NAIROBI, Kenya, Sept 21- With a stern look, the Israeli security man warned us against taking any picture of security personnel inside the mall or question anything relating to security.
“Just cooperate and you will get a chance to do your interviews,” he instructed. “You will not be briefed on security and you will not interview any of my security personnel.”
That is the new Westgate shopping mall, where nothing is left to chance.
Capital FM crew visited the mall on Monday, during the second anniversary of the Westgate terror attack by the Al-Qaeda linked militia; Al-Shabaab who stormed in and massacred 67 shoppers and staff in four days of bloodshed.
At the parking, plain clothes officers; private and state officers were keenly monitoring any activity ongoing inside.
Armed General Service Unit officers were manning the main gate just before one get to the hands of private guards who ensure everything goes as planned using screening machines.
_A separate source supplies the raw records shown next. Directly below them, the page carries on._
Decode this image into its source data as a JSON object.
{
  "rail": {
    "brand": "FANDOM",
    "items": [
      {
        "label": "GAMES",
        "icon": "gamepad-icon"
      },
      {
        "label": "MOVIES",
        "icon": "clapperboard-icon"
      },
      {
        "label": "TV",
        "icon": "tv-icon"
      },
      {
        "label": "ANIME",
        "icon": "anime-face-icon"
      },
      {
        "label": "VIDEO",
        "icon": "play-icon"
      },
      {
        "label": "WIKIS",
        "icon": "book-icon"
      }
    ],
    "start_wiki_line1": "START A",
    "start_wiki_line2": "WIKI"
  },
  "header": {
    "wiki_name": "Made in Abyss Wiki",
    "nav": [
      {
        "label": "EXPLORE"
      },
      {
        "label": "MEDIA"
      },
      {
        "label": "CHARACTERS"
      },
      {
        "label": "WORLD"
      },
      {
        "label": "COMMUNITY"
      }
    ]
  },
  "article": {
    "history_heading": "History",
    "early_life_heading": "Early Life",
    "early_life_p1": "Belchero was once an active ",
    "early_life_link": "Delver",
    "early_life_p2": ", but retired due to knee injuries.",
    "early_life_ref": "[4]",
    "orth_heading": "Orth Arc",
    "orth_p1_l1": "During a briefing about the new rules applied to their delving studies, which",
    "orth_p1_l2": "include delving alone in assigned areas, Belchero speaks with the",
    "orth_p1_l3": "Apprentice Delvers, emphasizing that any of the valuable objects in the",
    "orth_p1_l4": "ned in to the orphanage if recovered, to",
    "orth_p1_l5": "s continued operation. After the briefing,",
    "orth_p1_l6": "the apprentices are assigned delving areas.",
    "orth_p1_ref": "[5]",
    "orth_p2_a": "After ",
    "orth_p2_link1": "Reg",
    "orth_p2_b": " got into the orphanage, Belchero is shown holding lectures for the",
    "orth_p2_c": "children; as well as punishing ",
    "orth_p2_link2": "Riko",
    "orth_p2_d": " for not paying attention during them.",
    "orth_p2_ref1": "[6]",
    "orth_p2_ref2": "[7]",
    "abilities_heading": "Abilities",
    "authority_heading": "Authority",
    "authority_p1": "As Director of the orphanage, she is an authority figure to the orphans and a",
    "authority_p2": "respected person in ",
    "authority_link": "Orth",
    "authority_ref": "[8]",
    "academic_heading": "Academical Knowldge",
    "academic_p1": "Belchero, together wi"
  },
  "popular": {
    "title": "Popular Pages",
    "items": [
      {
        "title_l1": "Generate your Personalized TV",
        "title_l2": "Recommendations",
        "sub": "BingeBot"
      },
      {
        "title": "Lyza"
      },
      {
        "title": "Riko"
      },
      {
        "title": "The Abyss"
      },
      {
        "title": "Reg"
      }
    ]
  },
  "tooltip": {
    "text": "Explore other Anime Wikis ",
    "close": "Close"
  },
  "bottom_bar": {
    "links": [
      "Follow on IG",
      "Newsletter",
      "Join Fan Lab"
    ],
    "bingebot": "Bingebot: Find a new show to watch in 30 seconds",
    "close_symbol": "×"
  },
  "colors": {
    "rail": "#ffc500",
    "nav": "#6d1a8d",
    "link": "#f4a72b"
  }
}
“The Israeli security apparatus have taken over the mall…they are working together with Kenyan security officers,” a cashier in one of the main stores told Capital FM News.
Though business is yet to pick, traders at the mall are optimistic that Kenyans, “will give the mall a second chance.” Two years after the terror attack, Nancy Kadesie has moved on from the horror of the aggression, but on Monday, she was nervous.
Her store, dealing with shoes, is located a few metres from the entry point, the same place it was during the September 21, 2013 terror attack.
“I lost a colleague and maybe that’s why I feel sad,” a teary Kadesie told Capital News crew visiting the mall. “I however feel safe, things have really changed.”
True to her word, walking around, one will not fail to notice the plain clothed officers strategically positioned at all the entry points of the expansive mall.
It’s evident, that a number of traders are confident of their safety and hopes that business can resume as it were two years ago.
“It used to be a busy mall…I believe things will someday come back to normal. We are yet to clear our first stock but at least it’s moving,” a trader said on anonymity grounds.
Juma deals with African goods within a store on the first floor of the mall but says, “He is still worried but I am motivated by my kids to wake up every day and come here. Terror is everywhere; they (terrorist) can come even at your home and kill you.”
Harrison, a store owner, on his part urged, “Kenyans to give the mall a second chance, things are much better now.” The mall was re-opened on July 18 for business.
The complex had been badly damaged in the assault by the Shabaab attackers and has since undergone a Sh2 billion renovation. After the Westgate attack in 2013, Kenya has experienced a series of other attacks including the Mpeketoni attack that left over a hundred civilians’ dead.
Worst of the attacks was at the Garissa University in which terrorists killed 147 people mostly students.
On Monday, two major events happened in the city to mark the anniversary, the first being a march by a group of businessmen and activists in Eastleigh who held a street procession.
The march started from St Teresa’s area to New Eastleigh primary where speakers led by Kamukunji Member of Parliament Yusuf Hassan called for peace.
“We will not allow the work of terrorists to create hatred among us. We want to send them a message that Muslims are not a part of their evil agendas,” he stated.
At the mall, some staff congregated to honour those who were killed in the attack. Nakumatt staff led the team in marking the day.
“Peace can only be kept by understanding. Happy World International Peace Day,” Nakumatt said on their twitter account.